Berkeley prof and novelist Ryan Sloan, a co host of the Babylon Salon quarterly reading series.

Bay Area literary maven Regan McMahon, Senior Editor, Books at Common Sense Media.

Julia Callahan of Rare Bird Books.

Linda Simon, longtime Skidmore professor and author of “The Biography of Alice B. Toklas,” “Thornton Wilder: His World,”  “Genuine Reality: A Life of William James,”
and “The Critical Reception of Henry James.”

Grant Faulkner, who edits 100 Word Story and executive directs NaNoWriMo (he met Twitter buddy Michael David Lukas, East Bay novelist, for the first time). Grant's wife Heather Mackey was celebrating her book birthday.

Elizabeth Rosner, Ted Weinstein

Elizabeth Rosner, whose new novel “Electric City” is due out in October, and literary agent Ted Weinstein.

Regina Marler, author of Bloomsbury Pie: The Making of the Bloomsbury Boom, and the editor of Selected Letters of Vanessa Bell, frequent contributor to the NYTBR and the TLS.

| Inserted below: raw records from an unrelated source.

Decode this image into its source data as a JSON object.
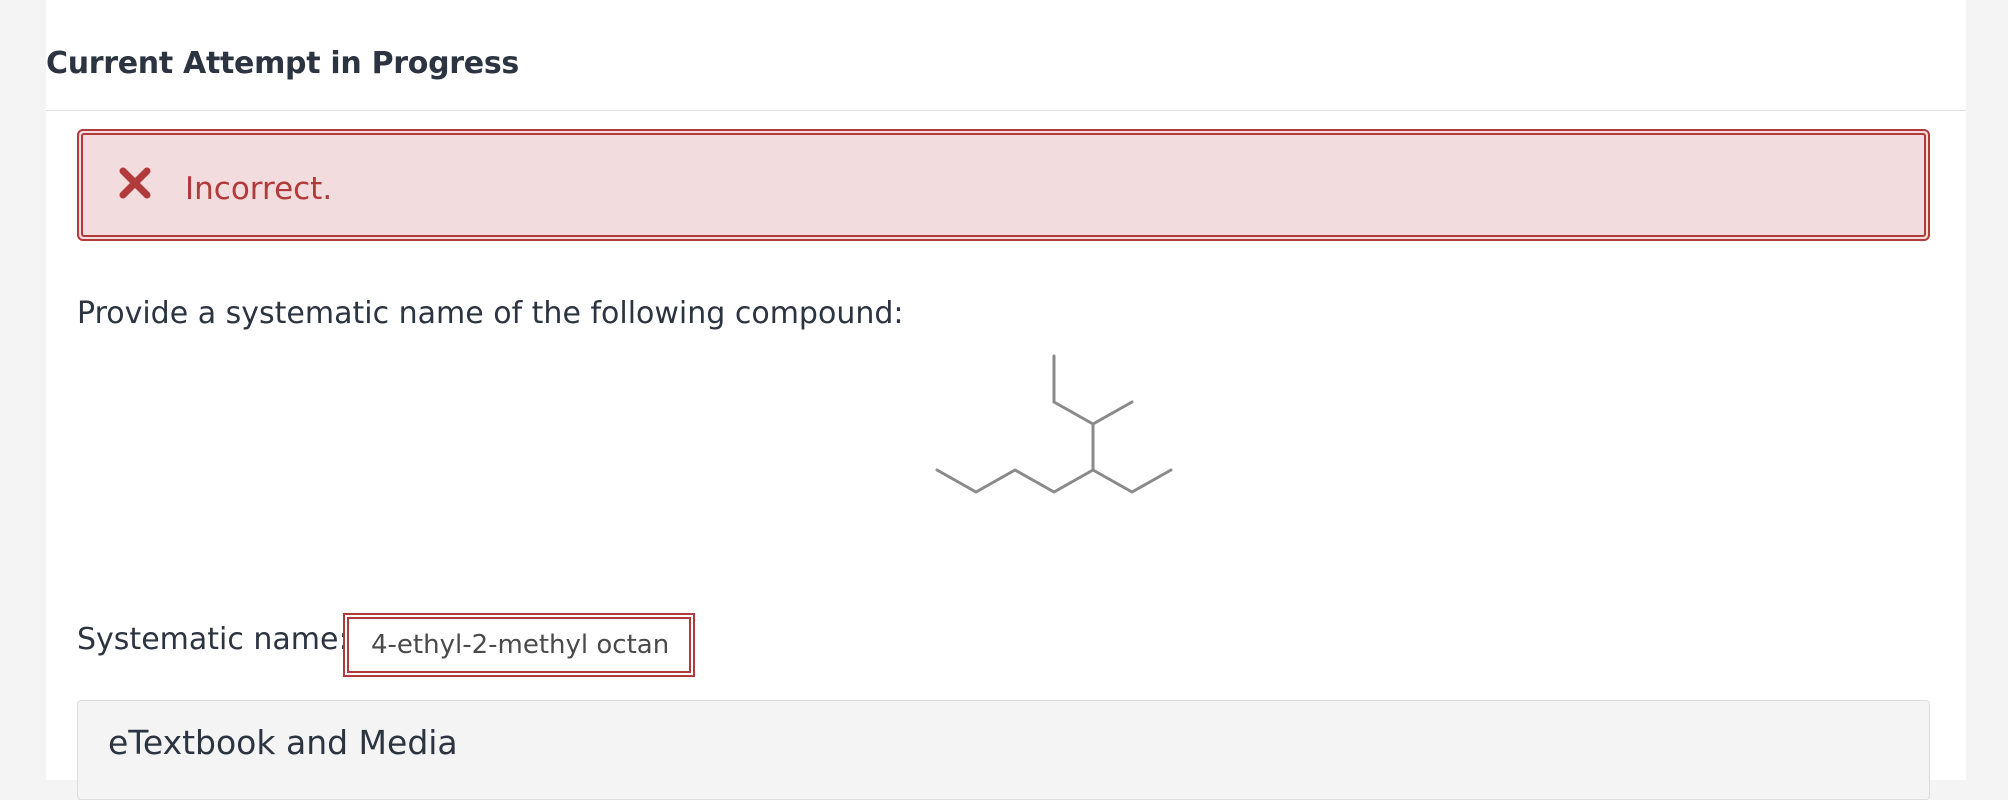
{
  "attempt": {
    "title": "Current Attempt in Progress"
  },
  "feedback": {
    "status_text": "Incorrect.",
    "icon": "close-icon",
    "color": "#b13a3a",
    "background": "#f3dcdd"
  },
  "question": {
    "prompt": "Provide a systematic name of the following compound:"
  },
  "answer": {
    "label": "Systematic name:",
    "value": "4-ethyl-2-methyl octane"
  },
  "resources": {
    "title": "eTextbook and Media"
  }
}
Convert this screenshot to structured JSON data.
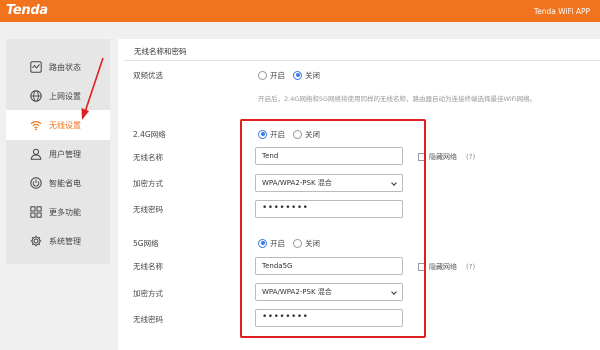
{
  "header": {
    "logo": "Tenda",
    "app_link": "Tenda WiFi APP",
    "bg_color": "#f0731e"
  },
  "sidebar": {
    "items": [
      {
        "label": "路由状态",
        "icon": "chart-icon",
        "active": false
      },
      {
        "label": "上网设置",
        "icon": "globe-icon",
        "active": false
      },
      {
        "label": "无线设置",
        "icon": "wifi-icon",
        "active": true
      },
      {
        "label": "用户管理",
        "icon": "user-icon",
        "active": false
      },
      {
        "label": "智能省电",
        "icon": "power-icon",
        "active": false
      },
      {
        "label": "更多功能",
        "icon": "grid-icon",
        "active": false
      },
      {
        "label": "系统管理",
        "icon": "gear-icon",
        "active": false
      }
    ]
  },
  "main": {
    "section_title": "无线名称和密码",
    "dual_band": {
      "label": "双频优选",
      "options": [
        "开启",
        "关闭"
      ],
      "selected": "关闭",
      "hint": "开启后，2.4G网络和5G网络将使用同样的无线名称，路由器自动为连接终端选择最佳WiFi网络。"
    },
    "band_24g": {
      "label": "2.4G网络",
      "options": [
        "开启",
        "关闭"
      ],
      "selected": "开启",
      "ssid_label": "无线名称",
      "ssid_value": "Tend",
      "hide_label": "隐藏网络",
      "help": "(?)",
      "security_label": "加密方式",
      "security_value": "WPA/WPA2-PSK 混合",
      "password_label": "无线密码",
      "password_value": "••••••••"
    },
    "band_5g": {
      "label": "5G网络",
      "options": [
        "开启",
        "关闭"
      ],
      "selected": "开启",
      "ssid_label": "无线名称",
      "ssid_value": "Tenda5G",
      "hide_label": "隐藏网络",
      "help": "(?)",
      "security_label": "加密方式",
      "security_value": "WPA/WPA2-PSK 混合",
      "password_label": "无线密码",
      "password_value": "••••••••"
    }
  },
  "colors": {
    "accent": "#f0731e",
    "radio_active": "#3b7de0",
    "annotation": "#e02020"
  }
}
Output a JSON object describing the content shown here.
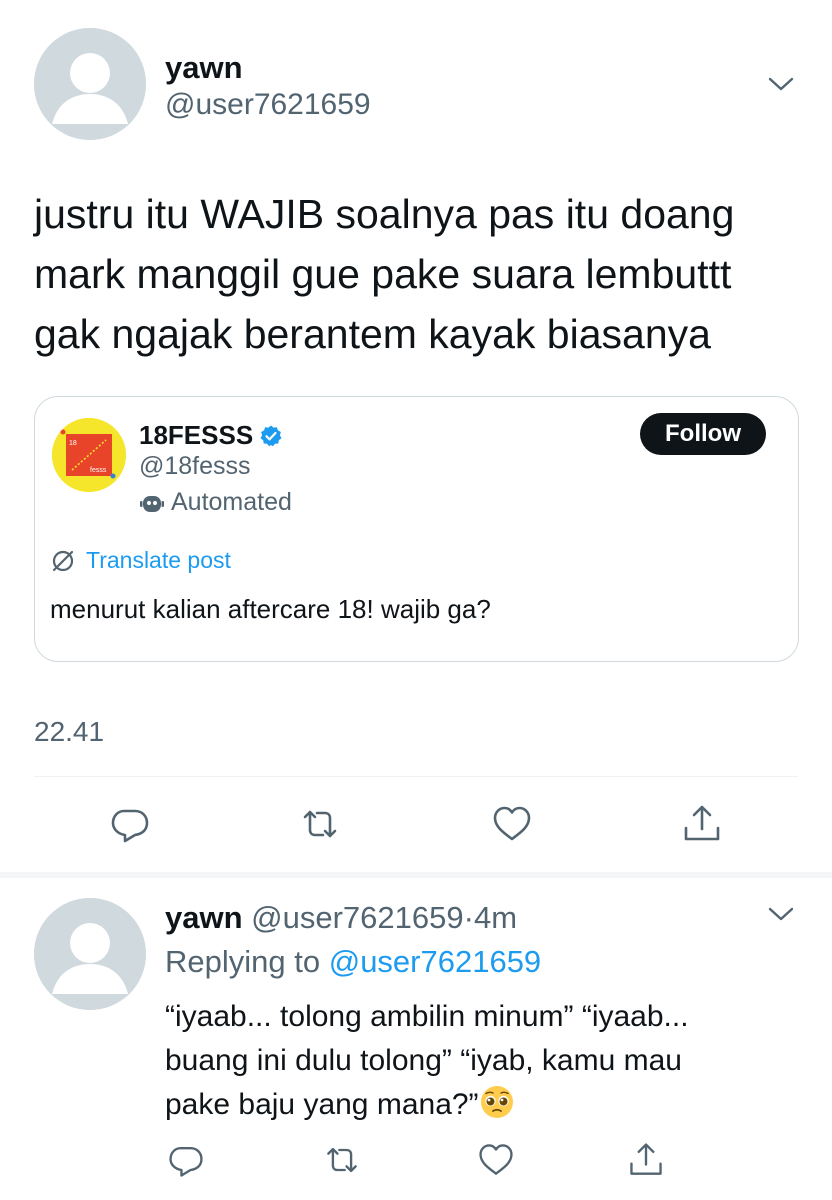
{
  "main_tweet": {
    "name": "yawn",
    "handle": "@user7621659",
    "text_lines": [
      "justru itu WAJIB soalnya pas itu doang",
      "mark manggil gue pake suara lembuttt",
      "gak ngajak berantem kayak biasanya"
    ],
    "timestamp": "22.41"
  },
  "quoted_post": {
    "name": "18FESSS",
    "verified": true,
    "handle": "@18fesss",
    "automated_label": "Automated",
    "follow_label": "Follow",
    "translate_label": "Translate post",
    "text": "menurut kalian aftercare 18! wajib ga?",
    "avatar_text": {
      "top": "18",
      "bottom": "fesss"
    }
  },
  "reply_tweet": {
    "name": "yawn",
    "handle": "@user7621659",
    "separator": "·",
    "time": "4m",
    "replying_prefix": "Replying to",
    "replying_to": "@user7621659",
    "text_lines": [
      "“iyaab... tolong ambilin minum” “iyaab...",
      "buang ini dulu tolong” “iyab, kamu mau",
      "pake baju yang mana?”"
    ],
    "emoji": "pleading-face"
  },
  "icons": {
    "reply": "reply-icon",
    "retweet": "retweet-icon",
    "like": "like-icon",
    "share": "share-icon",
    "more": "chevron-down-icon",
    "verified": "verified-badge-icon",
    "automated": "robot-icon",
    "translate": "translate-icon"
  },
  "colors": {
    "text": "#0f1419",
    "secondary": "#536471",
    "accent": "#1d9bf0",
    "border": "#cfd9de",
    "follow_bg": "#0f1419",
    "avatar_placeholder": "#cfd9de",
    "quoted_avatar_bg": "#f5e62b"
  }
}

Alison Owings, author of three oral-history based books, including Indian Voices: Listening to Native Americans.

Frances Dinkelspiel, Elizabeth Rosner, Oscar Villalon

Frances Dinkelspiel, author of Towers of Gold and co-founder of Berkeleyside.

San Francisco Chronicle book columnist Mike Berry.

Stephanie Losee, managing editor of Dell.

Julia Flynn Siler, author of Lost Kingdom and The House of Mondavi.

Yael Goldstein Love, novelist, critic, and, co-founder of Rooster, a mobile reading service for literary fiction.  (She's finishing up a new novel – The After – about a failed slave uprising in Virginia in 1807.)


Joan Frank, Bob Duxbery

Author and book critic Joan Frank, who just wrote an insightful essay about book readings for the Authors Guild Newsletter, was down from Sonoma County with her husband, playwright Bob Duxbury.

Cherilyn Parsons, who was enthusiastic about the upcoming June 2015 Bay Area Book Festival in Berkeley (she's the hard-working founder).

Lindsey Crittenden, author of The Water Will Hold You.

Katrina Dodson, Adam Jay Morris

UC Berkeley Ph.D. candidate Katrina Dodson is in midst of translating short stories by Clarice Lispector for a New Directions collection coming out in 2015 (her editor: NBCC finalist and former NBCC board member Ben Moser). She wasn't the only one in the crowd raving about the scenic views from the windows of New Directions headquarters in NYC and its legendary editor, Barbara Epler. Dodson also translated the work of Cristhiano Aguiar for the Young Brazilian Novelists issue of Granta, edited by former NBCC president John Freeman. (Both Lispector and Aguiar are included in this roundup of Brazilian writers.)

Wine from Wine and Spirits magazine, enjoyed by all!